Work request: Output the data below exactly.
:: Data excerpts ::
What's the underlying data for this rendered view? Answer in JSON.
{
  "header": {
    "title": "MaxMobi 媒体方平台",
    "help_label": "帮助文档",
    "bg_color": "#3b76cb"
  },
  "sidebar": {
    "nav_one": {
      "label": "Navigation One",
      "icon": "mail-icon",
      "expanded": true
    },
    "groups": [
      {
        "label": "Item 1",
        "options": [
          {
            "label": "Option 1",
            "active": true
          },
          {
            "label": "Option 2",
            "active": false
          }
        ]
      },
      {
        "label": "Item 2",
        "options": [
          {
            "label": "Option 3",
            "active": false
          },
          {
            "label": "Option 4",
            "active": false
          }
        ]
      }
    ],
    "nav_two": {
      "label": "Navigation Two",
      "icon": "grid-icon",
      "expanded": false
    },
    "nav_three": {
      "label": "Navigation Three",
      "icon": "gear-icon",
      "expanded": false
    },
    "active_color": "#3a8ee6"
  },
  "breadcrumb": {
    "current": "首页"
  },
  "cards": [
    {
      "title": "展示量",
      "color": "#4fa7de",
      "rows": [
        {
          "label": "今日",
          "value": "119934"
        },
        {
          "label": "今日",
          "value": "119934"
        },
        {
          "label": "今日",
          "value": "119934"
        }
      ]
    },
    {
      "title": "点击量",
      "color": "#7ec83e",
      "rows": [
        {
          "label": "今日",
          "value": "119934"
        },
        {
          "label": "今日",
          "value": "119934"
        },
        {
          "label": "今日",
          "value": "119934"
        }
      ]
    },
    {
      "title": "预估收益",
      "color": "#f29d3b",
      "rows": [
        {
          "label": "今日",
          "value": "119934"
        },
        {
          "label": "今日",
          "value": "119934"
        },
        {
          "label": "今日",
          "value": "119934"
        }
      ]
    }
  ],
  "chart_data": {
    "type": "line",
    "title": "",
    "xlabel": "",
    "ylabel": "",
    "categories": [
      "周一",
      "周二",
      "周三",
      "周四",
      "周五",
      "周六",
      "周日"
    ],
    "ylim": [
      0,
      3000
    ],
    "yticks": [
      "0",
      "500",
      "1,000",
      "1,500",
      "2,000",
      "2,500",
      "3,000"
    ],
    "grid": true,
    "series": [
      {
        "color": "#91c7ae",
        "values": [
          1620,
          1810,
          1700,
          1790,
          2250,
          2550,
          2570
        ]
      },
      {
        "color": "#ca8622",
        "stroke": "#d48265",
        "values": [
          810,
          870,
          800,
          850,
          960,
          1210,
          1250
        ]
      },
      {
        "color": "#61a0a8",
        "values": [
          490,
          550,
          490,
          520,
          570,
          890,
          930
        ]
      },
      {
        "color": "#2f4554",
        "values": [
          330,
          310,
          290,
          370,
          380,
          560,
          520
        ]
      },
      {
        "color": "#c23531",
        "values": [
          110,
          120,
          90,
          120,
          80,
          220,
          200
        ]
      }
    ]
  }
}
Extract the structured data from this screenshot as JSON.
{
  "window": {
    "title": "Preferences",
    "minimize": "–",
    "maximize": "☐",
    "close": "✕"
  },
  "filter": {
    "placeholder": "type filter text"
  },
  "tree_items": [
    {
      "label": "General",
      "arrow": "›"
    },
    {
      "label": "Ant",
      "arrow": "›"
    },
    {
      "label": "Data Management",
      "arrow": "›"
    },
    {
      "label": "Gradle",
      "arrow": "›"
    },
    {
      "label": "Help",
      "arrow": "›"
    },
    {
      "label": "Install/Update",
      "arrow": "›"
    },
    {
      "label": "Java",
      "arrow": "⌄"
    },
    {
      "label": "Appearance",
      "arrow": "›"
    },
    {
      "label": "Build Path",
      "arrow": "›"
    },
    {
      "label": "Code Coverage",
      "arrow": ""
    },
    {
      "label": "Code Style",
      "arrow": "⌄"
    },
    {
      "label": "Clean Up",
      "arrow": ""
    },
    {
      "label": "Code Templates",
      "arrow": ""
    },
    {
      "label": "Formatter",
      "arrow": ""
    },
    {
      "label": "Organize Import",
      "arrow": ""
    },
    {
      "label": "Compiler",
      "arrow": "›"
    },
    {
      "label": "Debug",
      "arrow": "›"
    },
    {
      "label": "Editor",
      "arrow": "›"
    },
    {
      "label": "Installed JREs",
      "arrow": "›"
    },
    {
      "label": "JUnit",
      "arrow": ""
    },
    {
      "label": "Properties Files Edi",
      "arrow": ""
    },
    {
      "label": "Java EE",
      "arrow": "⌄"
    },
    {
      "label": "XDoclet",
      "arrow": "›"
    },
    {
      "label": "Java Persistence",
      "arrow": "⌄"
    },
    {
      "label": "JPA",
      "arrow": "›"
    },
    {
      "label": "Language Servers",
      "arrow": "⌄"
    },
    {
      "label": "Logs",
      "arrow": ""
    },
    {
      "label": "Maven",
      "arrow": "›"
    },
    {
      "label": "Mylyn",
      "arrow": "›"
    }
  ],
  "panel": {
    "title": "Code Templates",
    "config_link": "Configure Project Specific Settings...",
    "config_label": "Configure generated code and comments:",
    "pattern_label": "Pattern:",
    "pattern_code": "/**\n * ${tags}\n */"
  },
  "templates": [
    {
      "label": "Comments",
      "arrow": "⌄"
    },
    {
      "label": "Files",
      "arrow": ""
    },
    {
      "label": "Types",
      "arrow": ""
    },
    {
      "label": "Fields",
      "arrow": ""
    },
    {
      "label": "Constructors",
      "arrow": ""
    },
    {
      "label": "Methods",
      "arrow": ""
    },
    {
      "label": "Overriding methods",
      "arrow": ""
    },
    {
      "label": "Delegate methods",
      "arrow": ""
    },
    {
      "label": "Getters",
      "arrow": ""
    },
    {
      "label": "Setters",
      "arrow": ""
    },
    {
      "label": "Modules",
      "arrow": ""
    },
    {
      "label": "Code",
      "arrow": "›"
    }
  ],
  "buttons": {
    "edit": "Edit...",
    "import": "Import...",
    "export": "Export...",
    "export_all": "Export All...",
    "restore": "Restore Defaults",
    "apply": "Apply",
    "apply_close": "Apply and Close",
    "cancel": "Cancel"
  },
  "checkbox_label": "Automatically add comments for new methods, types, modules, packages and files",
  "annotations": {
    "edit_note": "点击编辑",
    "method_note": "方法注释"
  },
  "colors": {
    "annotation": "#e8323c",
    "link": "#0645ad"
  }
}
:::
Response for this exercise:
What's the underlying data for this rendered view? Answer in JSON.
{
  "header": {
    "title": "MaxMobi 媒体方平台",
    "help_label": "帮助文档",
    "bg_color": "#3b76cb"
  },
  "sidebar": {
    "nav_one": {
      "label": "Navigation One",
      "icon": "mail-icon",
      "expanded": true
    },
    "groups": [
      {
        "label": "Item 1",
        "options": [
          {
            "label": "Option 1",
            "active": true
          },
          {
            "label": "Option 2",
            "active": false
          }
        ]
      },
      {
        "label": "Item 2",
        "options": [
          {
            "label": "Option 3",
            "active": false
          },
          {
            "label": "Option 4",
            "active": false
          }
        ]
      }
    ],
    "nav_two": {
      "label": "Navigation Two",
      "icon": "grid-icon",
      "expanded": false
    },
    "nav_three": {
      "label": "Navigation Three",
      "icon": "gear-icon",
      "expanded": false
    },
    "active_color": "#3a8ee6"
  },
  "breadcrumb": {
    "current": "首页"
  },
  "cards": [
    {
      "title": "展示量",
      "color": "#4fa7de",
      "rows": [
        {
          "label": "今日",
          "value": "119934"
        },
        {
          "label": "今日",
          "value": "119934"
        },
        {
          "label": "今日",
          "value": "119934"
        }
      ]
    },
    {
      "title": "点击量",
      "color": "#7ec83e",
      "rows": [
        {
          "label": "今日",
          "value": "119934"
        },
        {
          "label": "今日",
          "value": "119934"
        },
        {
          "label": "今日",
          "value": "119934"
        }
      ]
    },
    {
      "title": "预估收益",
      "color": "#f29d3b",
      "rows": [
        {
          "label": "今日",
          "value": "119934"
        },
        {
          "label": "今日",
          "value": "119934"
        },
        {
          "label": "今日",
          "value": "119934"
        }
      ]
    }
  ],
  "chart_data": {
    "type": "line",
    "title": "",
    "xlabel": "",
    "ylabel": "",
    "categories": [
      "周一",
      "周二",
      "周三",
      "周四",
      "周五",
      "周六",
      "周日"
    ],
    "ylim": [
      0,
      3000
    ],
    "yticks": [
      "0",
      "500",
      "1,000",
      "1,500",
      "2,000",
      "2,500",
      "3,000"
    ],
    "grid": true,
    "series": [
      {
        "color": "#91c7ae",
        "values": [
          1620,
          1810,
          1700,
          1790,
          2250,
          2550,
          2570
        ]
      },
      {
        "color": "#ca8622",
        "stroke": "#d48265",
        "values": [
          810,
          870,
          800,
          850,
          960,
          1210,
          1250
        ]
      },
      {
        "color": "#61a0a8",
        "values": [
          490,
          550,
          490,
          520,
          570,
          890,
          930
        ]
      },
      {
        "color": "#2f4554",
        "values": [
          330,
          310,
          290,
          370,
          380,
          560,
          520
        ]
      },
      {
        "color": "#c23531",
        "values": [
          110,
          120,
          90,
          120,
          80,
          220,
          200
        ]
      }
    ]
  }
}
Extract the structured data from this screenshot as JSON.
{
  "window": {
    "title": "Preferences",
    "minimize": "–",
    "maximize": "☐",
    "close": "✕"
  },
  "filter": {
    "placeholder": "type filter text"
  },
  "tree_items": [
    {
      "label": "General",
      "arrow": "›"
    },
    {
      "label": "Ant",
      "arrow": "›"
    },
    {
      "label": "Data Management",
      "arrow": "›"
    },
    {
      "label": "Gradle",
      "arrow": "›"
    },
    {
      "label": "Help",
      "arrow": "›"
    },
    {
      "label": "Install/Update",
      "arrow": "›"
    },
    {
      "label": "Java",
      "arrow": "⌄"
    },
    {
      "label": "Appearance",
      "arrow": "›"
    },
    {
      "label": "Build Path",
      "arrow": "›"
    },
    {
      "label": "Code Coverage",
      "arrow": ""
    },
    {
      "label": "Code Style",
      "arrow": "⌄"
    },
    {
      "label": "Clean Up",
      "arrow": ""
    },
    {
      "label": "Code Templates",
      "arrow": ""
    },
    {
      "label": "Formatter",
      "arrow": ""
    },
    {
      "label": "Organize Import",
      "arrow": ""
    },
    {
      "label": "Compiler",
      "arrow": "›"
    },
    {
      "label": "Debug",
      "arrow": "›"
    },
    {
      "label": "Editor",
      "arrow": "›"
    },
    {
      "label": "Installed JREs",
      "arrow": "›"
    },
    {
      "label": "JUnit",
      "arrow": ""
    },
    {
      "label": "Properties Files Edi",
      "arrow": ""
    },
    {
      "label": "Java EE",
      "arrow": "⌄"
    },
    {
      "label": "XDoclet",
      "arrow": "›"
    },
    {
      "label": "Java Persistence",
      "arrow": "⌄"
    },
    {
      "label": "JPA",
      "arrow": "›"
    },
    {
      "label": "Language Servers",
      "arrow": "⌄"
    },
    {
      "label": "Logs",
      "arrow": ""
    },
    {
      "label": "Maven",
      "arrow": "›"
    },
    {
      "label": "Mylyn",
      "arrow": "›"
    }
  ],
  "panel": {
    "title": "Code Templates",
    "config_link": "Configure Project Specific Settings...",
    "config_label": "Configure generated code and comments:",
    "pattern_label": "Pattern:",
    "pattern_code": "/**\n * ${tags}\n */"
  },
  "templates": [
    {
      "label": "Comments",
      "arrow": "⌄"
    },
    {
      "label": "Files",
      "arrow": ""
    },
    {
      "label": "Types",
      "arrow": ""
    },
    {
      "label": "Fields",
      "arrow": ""
    },
    {
      "label": "Constructors",
      "arrow": ""
    },
    {
      "label": "Methods",
      "arrow": ""
    },
    {
      "label": "Overriding methods",
      "arrow": ""
    },
    {
      "label": "Delegate methods",
      "arrow": ""
    },
    {
      "label": "Getters",
      "arrow": ""
    },
    {
      "label": "Setters",
      "arrow": ""
    },
    {
      "label": "Modules",
      "arrow": ""
    },
    {
      "label": "Code",
      "arrow": "›"
    }
  ],
  "buttons": {
    "edit": "Edit...",
    "import": "Import...",
    "export": "Export...",
    "export_all": "Export All...",
    "restore": "Restore Defaults",
    "apply": "Apply",
    "apply_close": "Apply and Close",
    "cancel": "Cancel"
  },
  "checkbox_label": "Automatically add comments for new methods, types, modules, packages and files",
  "annotations": {
    "edit_note": "点击编辑",
    "method_note": "方法注释"
  },
  "colors": {
    "annotation": "#e8323c",
    "link": "#0645ad"
  }
}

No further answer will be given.